__ACTIVITY__: Without the pictures, write out every entry that follows exactly.

__LISTED RECORDS__:
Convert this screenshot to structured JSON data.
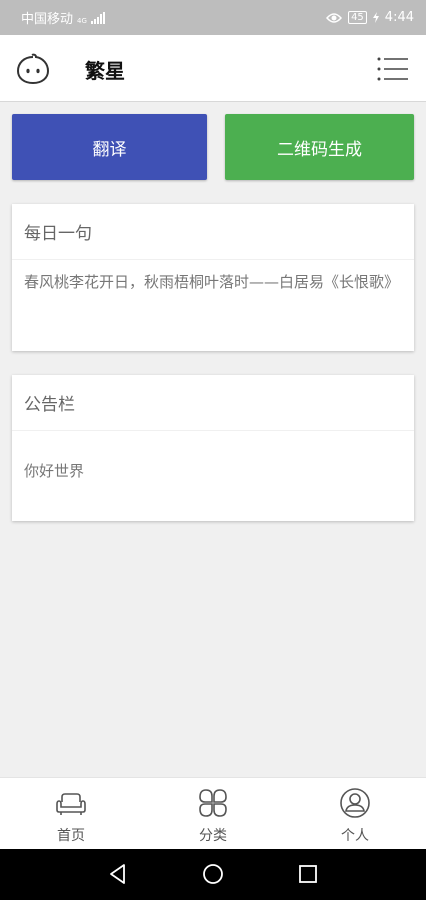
{
  "status_bar": {
    "carrier": "中国移动",
    "network": "4G",
    "battery": "45",
    "time": "4:44"
  },
  "app_bar": {
    "title": "繁星"
  },
  "actions": {
    "translate_label": "翻译",
    "qr_label": "二维码生成",
    "translate_color": "#3f51b5",
    "qr_color": "#4caf50"
  },
  "daily_card": {
    "title": "每日一句",
    "content": "春风桃李花开日，秋雨梧桐叶落时——白居易《长恨歌》"
  },
  "notice_card": {
    "title": "公告栏",
    "content": "你好世界"
  },
  "bottom_nav": {
    "items": [
      {
        "label": "首页",
        "icon": "sofa-icon"
      },
      {
        "label": "分类",
        "icon": "clover-icon"
      },
      {
        "label": "个人",
        "icon": "person-icon"
      }
    ]
  }
}
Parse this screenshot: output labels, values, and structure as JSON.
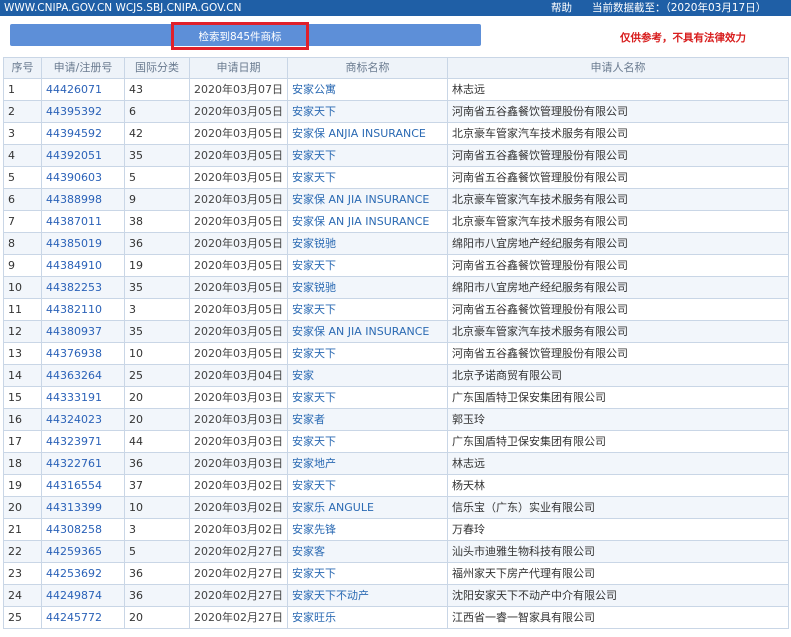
{
  "topbar": {
    "sites": "WWW.CNIPA.GOV.CN WCJS.SBJ.CNIPA.GOV.CN",
    "help": "帮助",
    "data_date": "当前数据截至：（2020年03月17日）"
  },
  "search": {
    "result_text": "检索到845件商标"
  },
  "disclaimer": "仅供参考，不具有法律效力",
  "columns": [
    "序号",
    "申请/注册号",
    "国际分类",
    "申请日期",
    "商标名称",
    "申请人名称"
  ],
  "rows": [
    {
      "no": "1",
      "reg": "44426071",
      "cls": "43",
      "date": "2020年03月07日",
      "mark": "安家公寓",
      "applicant": "林志远"
    },
    {
      "no": "2",
      "reg": "44395392",
      "cls": "6",
      "date": "2020年03月05日",
      "mark": "安家天下",
      "applicant": "河南省五谷鑫餐饮管理股份有限公司"
    },
    {
      "no": "3",
      "reg": "44394592",
      "cls": "42",
      "date": "2020年03月05日",
      "mark": "安家保 ANJIA INSURANCE",
      "applicant": "北京豪车管家汽车技术服务有限公司"
    },
    {
      "no": "4",
      "reg": "44392051",
      "cls": "35",
      "date": "2020年03月05日",
      "mark": "安家天下",
      "applicant": "河南省五谷鑫餐饮管理股份有限公司"
    },
    {
      "no": "5",
      "reg": "44390603",
      "cls": "5",
      "date": "2020年03月05日",
      "mark": "安家天下",
      "applicant": "河南省五谷鑫餐饮管理股份有限公司"
    },
    {
      "no": "6",
      "reg": "44388998",
      "cls": "9",
      "date": "2020年03月05日",
      "mark": "安家保 AN JIA INSURANCE",
      "applicant": "北京豪车管家汽车技术服务有限公司"
    },
    {
      "no": "7",
      "reg": "44387011",
      "cls": "38",
      "date": "2020年03月05日",
      "mark": "安家保 AN JIA INSURANCE",
      "applicant": "北京豪车管家汽车技术服务有限公司"
    },
    {
      "no": "8",
      "reg": "44385019",
      "cls": "36",
      "date": "2020年03月05日",
      "mark": "安家锐驰",
      "applicant": "绵阳市八宜房地产经纪服务有限公司"
    },
    {
      "no": "9",
      "reg": "44384910",
      "cls": "19",
      "date": "2020年03月05日",
      "mark": "安家天下",
      "applicant": "河南省五谷鑫餐饮管理股份有限公司"
    },
    {
      "no": "10",
      "reg": "44382253",
      "cls": "35",
      "date": "2020年03月05日",
      "mark": "安家锐驰",
      "applicant": "绵阳市八宜房地产经纪服务有限公司"
    },
    {
      "no": "11",
      "reg": "44382110",
      "cls": "3",
      "date": "2020年03月05日",
      "mark": "安家天下",
      "applicant": "河南省五谷鑫餐饮管理股份有限公司"
    },
    {
      "no": "12",
      "reg": "44380937",
      "cls": "35",
      "date": "2020年03月05日",
      "mark": "安家保 AN JIA INSURANCE",
      "applicant": "北京豪车管家汽车技术服务有限公司"
    },
    {
      "no": "13",
      "reg": "44376938",
      "cls": "10",
      "date": "2020年03月05日",
      "mark": "安家天下",
      "applicant": "河南省五谷鑫餐饮管理股份有限公司"
    },
    {
      "no": "14",
      "reg": "44363264",
      "cls": "25",
      "date": "2020年03月04日",
      "mark": "安家",
      "applicant": "北京予诺商贸有限公司"
    },
    {
      "no": "15",
      "reg": "44333191",
      "cls": "20",
      "date": "2020年03月03日",
      "mark": "安家天下",
      "applicant": "广东国盾特卫保安集团有限公司"
    },
    {
      "no": "16",
      "reg": "44324023",
      "cls": "20",
      "date": "2020年03月03日",
      "mark": "安家者",
      "applicant": "郭玉玲"
    },
    {
      "no": "17",
      "reg": "44323971",
      "cls": "44",
      "date": "2020年03月03日",
      "mark": "安家天下",
      "applicant": "广东国盾特卫保安集团有限公司"
    },
    {
      "no": "18",
      "reg": "44322761",
      "cls": "36",
      "date": "2020年03月03日",
      "mark": "安家地产",
      "applicant": "林志远"
    },
    {
      "no": "19",
      "reg": "44316554",
      "cls": "37",
      "date": "2020年03月02日",
      "mark": "安家天下",
      "applicant": "杨天林"
    },
    {
      "no": "20",
      "reg": "44313399",
      "cls": "10",
      "date": "2020年03月02日",
      "mark": "安家乐 ANGULE",
      "applicant": "信乐宝（广东）实业有限公司"
    },
    {
      "no": "21",
      "reg": "44308258",
      "cls": "3",
      "date": "2020年03月02日",
      "mark": "安家先锋",
      "applicant": "万春玲"
    },
    {
      "no": "22",
      "reg": "44259365",
      "cls": "5",
      "date": "2020年02月27日",
      "mark": "安家客",
      "applicant": "汕头市迪雅生物科技有限公司"
    },
    {
      "no": "23",
      "reg": "44253692",
      "cls": "36",
      "date": "2020年02月27日",
      "mark": "安家天下",
      "applicant": "福州家天下房产代理有限公司"
    },
    {
      "no": "24",
      "reg": "44249874",
      "cls": "36",
      "date": "2020年02月27日",
      "mark": "安家天下不动产",
      "applicant": "沈阳安家天下不动产中介有限公司"
    },
    {
      "no": "25",
      "reg": "44245772",
      "cls": "20",
      "date": "2020年02月27日",
      "mark": "安家旺乐",
      "applicant": "江西省一睿一智家具有限公司"
    }
  ]
}
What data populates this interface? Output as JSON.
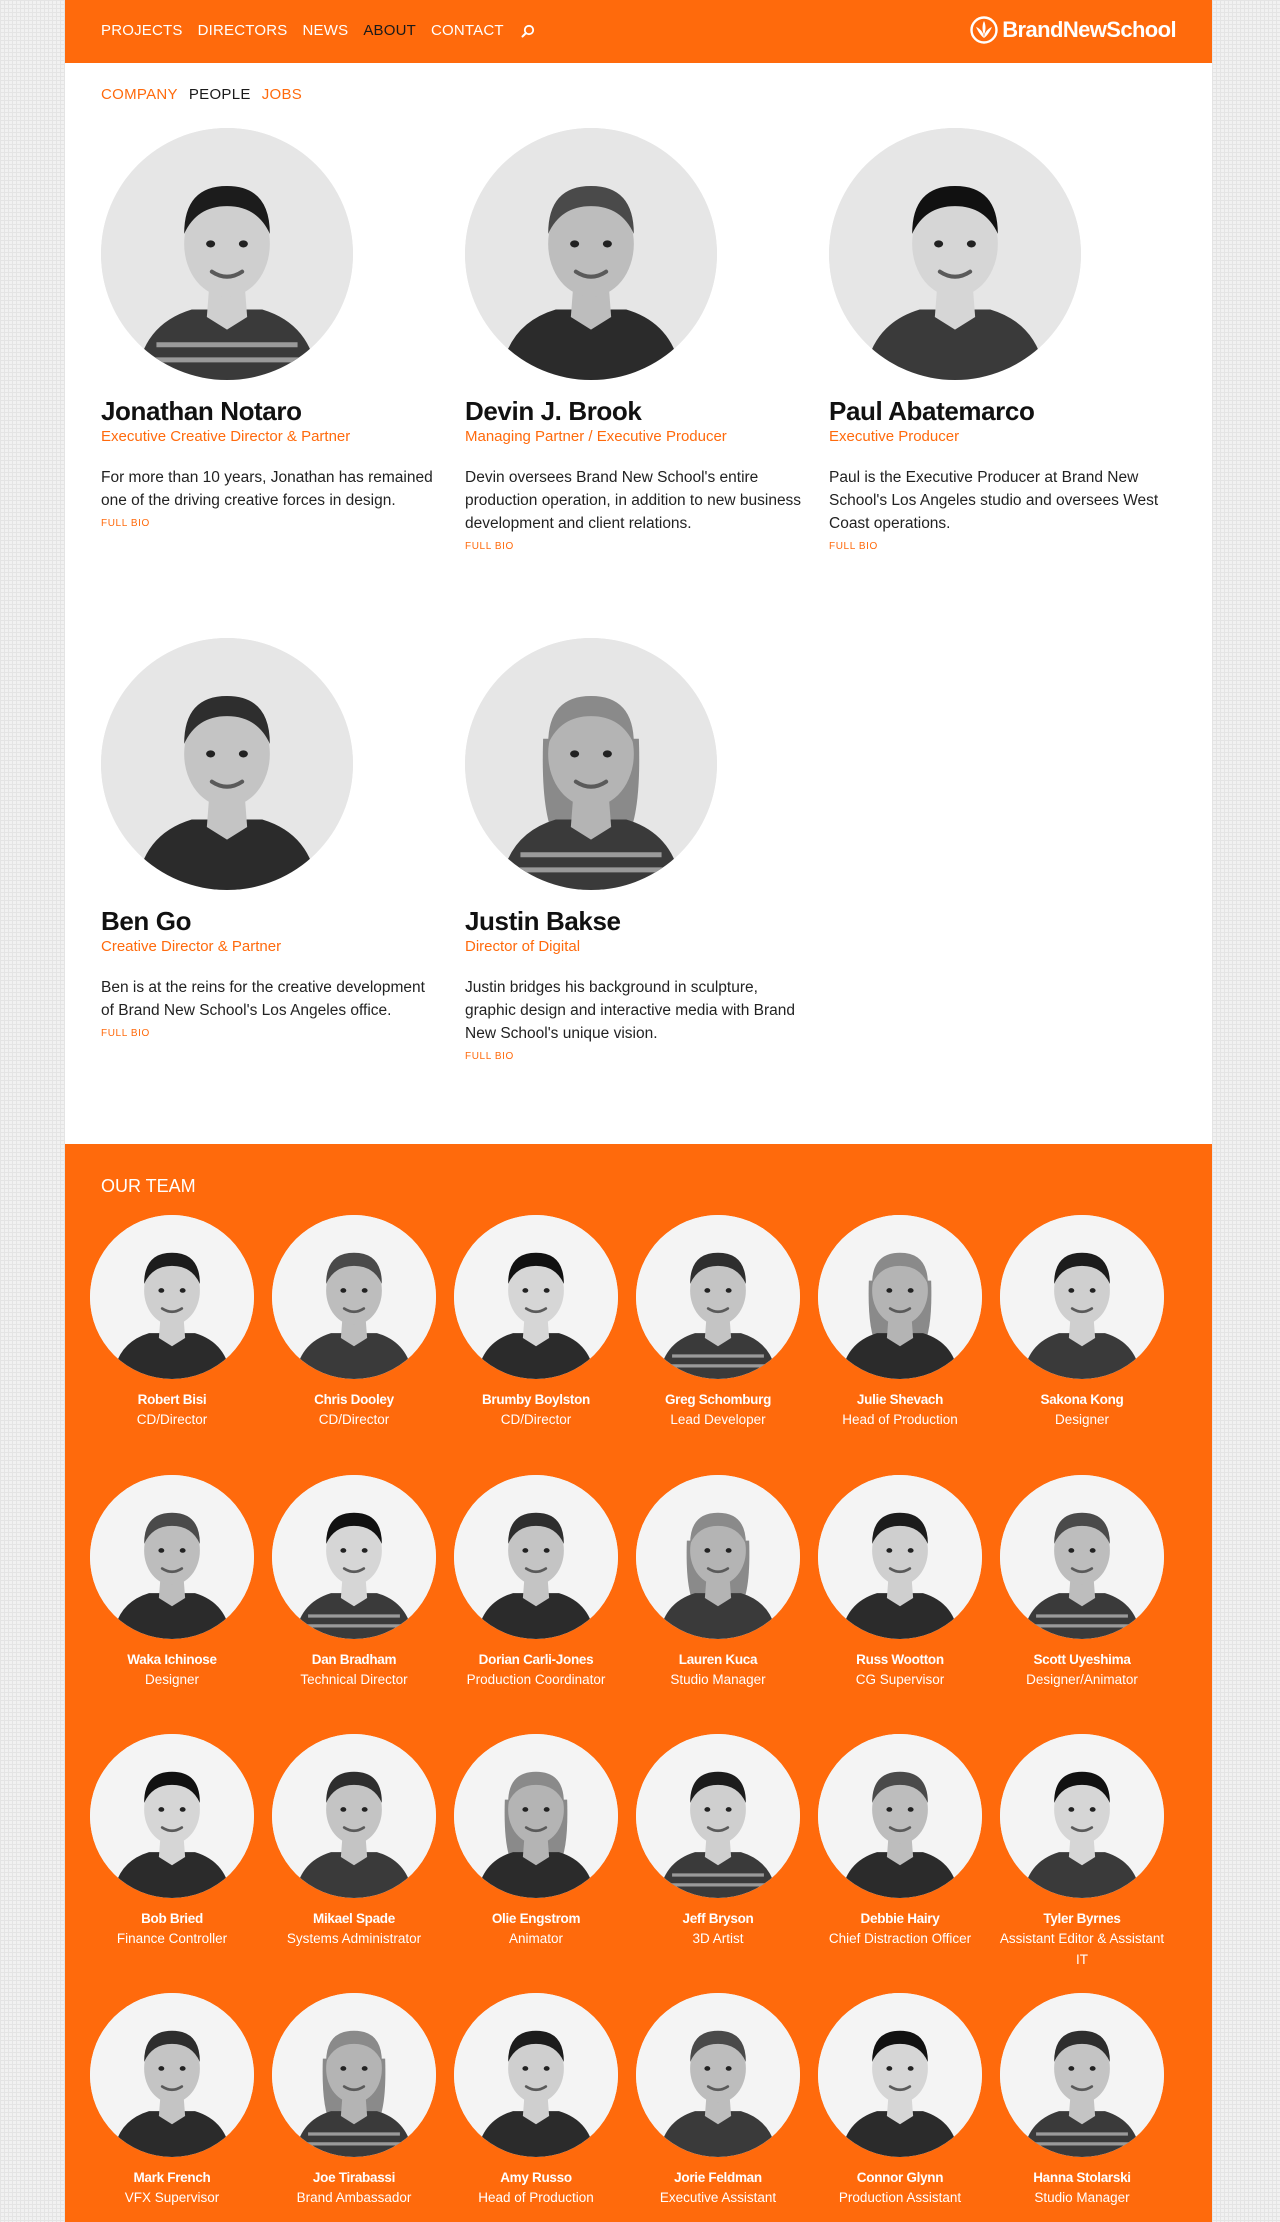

__RESPONSE AREA__:
Convert this screenshot to structured JSON data.
{
  "status_bar": {
    "carrier": "中国移动",
    "network": "4G",
    "battery": "45",
    "time": "4:44"
  },
  "app_bar": {
    "title": "繁星"
  },
  "actions": {
    "translate_label": "翻译",
    "qr_label": "二维码生成",
    "translate_color": "#3f51b5",
    "qr_color": "#4caf50"
  },
  "daily_card": {
    "title": "每日一句",
    "content": "春风桃李花开日，秋雨梧桐叶落时——白居易《长恨歌》"
  },
  "notice_card": {
    "title": "公告栏",
    "content": "你好世界"
  },
  "bottom_nav": {
    "items": [
      {
        "label": "首页",
        "icon": "sofa-icon"
      },
      {
        "label": "分类",
        "icon": "clover-icon"
      },
      {
        "label": "个人",
        "icon": "person-icon"
      }
    ]
  }
}
Parse this screenshot: output labels, values, and structure as JSON.
{
  "topbar": {
    "sites": "WWW.CNIPA.GOV.CN WCJS.SBJ.CNIPA.GOV.CN",
    "help": "帮助",
    "data_date": "当前数据截至：（2020年03月17日）"
  },
  "search": {
    "result_text": "检索到845件商标"
  },
  "disclaimer": "仅供参考，不具有法律效力",
  "columns": [
    "序号",
    "申请/注册号",
    "国际分类",
    "申请日期",
    "商标名称",
    "申请人名称"
  ],
  "rows": [
    {
      "no": "1",
      "reg": "44426071",
      "cls": "43",
      "date": "2020年03月07日",
      "mark": "安家公寓",
      "applicant": "林志远"
    },
    {
      "no": "2",
      "reg": "44395392",
      "cls": "6",
      "date": "2020年03月05日",
      "mark": "安家天下",
      "applicant": "河南省五谷鑫餐饮管理股份有限公司"
    },
    {
      "no": "3",
      "reg": "44394592",
      "cls": "42",
      "date": "2020年03月05日",
      "mark": "安家保 ANJIA INSURANCE",
      "applicant": "北京豪车管家汽车技术服务有限公司"
    },
    {
      "no": "4",
      "reg": "44392051",
      "cls": "35",
      "date": "2020年03月05日",
      "mark": "安家天下",
      "applicant": "河南省五谷鑫餐饮管理股份有限公司"
    },
    {
      "no": "5",
      "reg": "44390603",
      "cls": "5",
      "date": "2020年03月05日",
      "mark": "安家天下",
      "applicant": "河南省五谷鑫餐饮管理股份有限公司"
    },
    {
      "no": "6",
      "reg": "44388998",
      "cls": "9",
      "date": "2020年03月05日",
      "mark": "安家保 AN JIA INSURANCE",
      "applicant": "北京豪车管家汽车技术服务有限公司"
    },
    {
      "no": "7",
      "reg": "44387011",
      "cls": "38",
      "date": "2020年03月05日",
      "mark": "安家保 AN JIA INSURANCE",
      "applicant": "北京豪车管家汽车技术服务有限公司"
    },
    {
      "no": "8",
      "reg": "44385019",
      "cls": "36",
      "date": "2020年03月05日",
      "mark": "安家锐驰",
      "applicant": "绵阳市八宜房地产经纪服务有限公司"
    },
    {
      "no": "9",
      "reg": "44384910",
      "cls": "19",
      "date": "2020年03月05日",
      "mark": "安家天下",
      "applicant": "河南省五谷鑫餐饮管理股份有限公司"
    },
    {
      "no": "10",
      "reg": "44382253",
      "cls": "35",
      "date": "2020年03月05日",
      "mark": "安家锐驰",
      "applicant": "绵阳市八宜房地产经纪服务有限公司"
    },
    {
      "no": "11",
      "reg": "44382110",
      "cls": "3",
      "date": "2020年03月05日",
      "mark": "安家天下",
      "applicant": "河南省五谷鑫餐饮管理股份有限公司"
    },
    {
      "no": "12",
      "reg": "44380937",
      "cls": "35",
      "date": "2020年03月05日",
      "mark": "安家保 AN JIA INSURANCE",
      "applicant": "北京豪车管家汽车技术服务有限公司"
    },
    {
      "no": "13",
      "reg": "44376938",
      "cls": "10",
      "date": "2020年03月05日",
      "mark": "安家天下",
      "applicant": "河南省五谷鑫餐饮管理股份有限公司"
    },
    {
      "no": "14",
      "reg": "44363264",
      "cls": "25",
      "date": "2020年03月04日",
      "mark": "安家",
      "applicant": "北京予诺商贸有限公司"
    },
    {
      "no": "15",
      "reg": "44333191",
      "cls": "20",
      "date": "2020年03月03日",
      "mark": "安家天下",
      "applicant": "广东国盾特卫保安集团有限公司"
    },
    {
      "no": "16",
      "reg": "44324023",
      "cls": "20",
      "date": "2020年03月03日",
      "mark": "安家者",
      "applicant": "郭玉玲"
    },
    {
      "no": "17",
      "reg": "44323971",
      "cls": "44",
      "date": "2020年03月03日",
      "mark": "安家天下",
      "applicant": "广东国盾特卫保安集团有限公司"
    },
    {
      "no": "18",
      "reg": "44322761",
      "cls": "36",
      "date": "2020年03月03日",
      "mark": "安家地产",
      "applicant": "林志远"
    },
    {
      "no": "19",
      "reg": "44316554",
      "cls": "37",
      "date": "2020年03月02日",
      "mark": "安家天下",
      "applicant": "杨天林"
    },
    {
      "no": "20",
      "reg": "44313399",
      "cls": "10",
      "date": "2020年03月02日",
      "mark": "安家乐 ANGULE",
      "applicant": "信乐宝（广东）实业有限公司"
    },
    {
      "no": "21",
      "reg": "44308258",
      "cls": "3",
      "date": "2020年03月02日",
      "mark": "安家先锋",
      "applicant": "万春玲"
    },
    {
      "no": "22",
      "reg": "44259365",
      "cls": "5",
      "date": "2020年02月27日",
      "mark": "安家客",
      "applicant": "汕头市迪雅生物科技有限公司"
    },
    {
      "no": "23",
      "reg": "44253692",
      "cls": "36",
      "date": "2020年02月27日",
      "mark": "安家天下",
      "applicant": "福州家天下房产代理有限公司"
    },
    {
      "no": "24",
      "reg": "44249874",
      "cls": "36",
      "date": "2020年02月27日",
      "mark": "安家天下不动产",
      "applicant": "沈阳安家天下不动产中介有限公司"
    },
    {
      "no": "25",
      "reg": "44245772",
      "cls": "20",
      "date": "2020年02月27日",
      "mark": "安家旺乐",
      "applicant": "江西省一睿一智家具有限公司"
    }
  ]
}
What data populates this interface? Output as JSON.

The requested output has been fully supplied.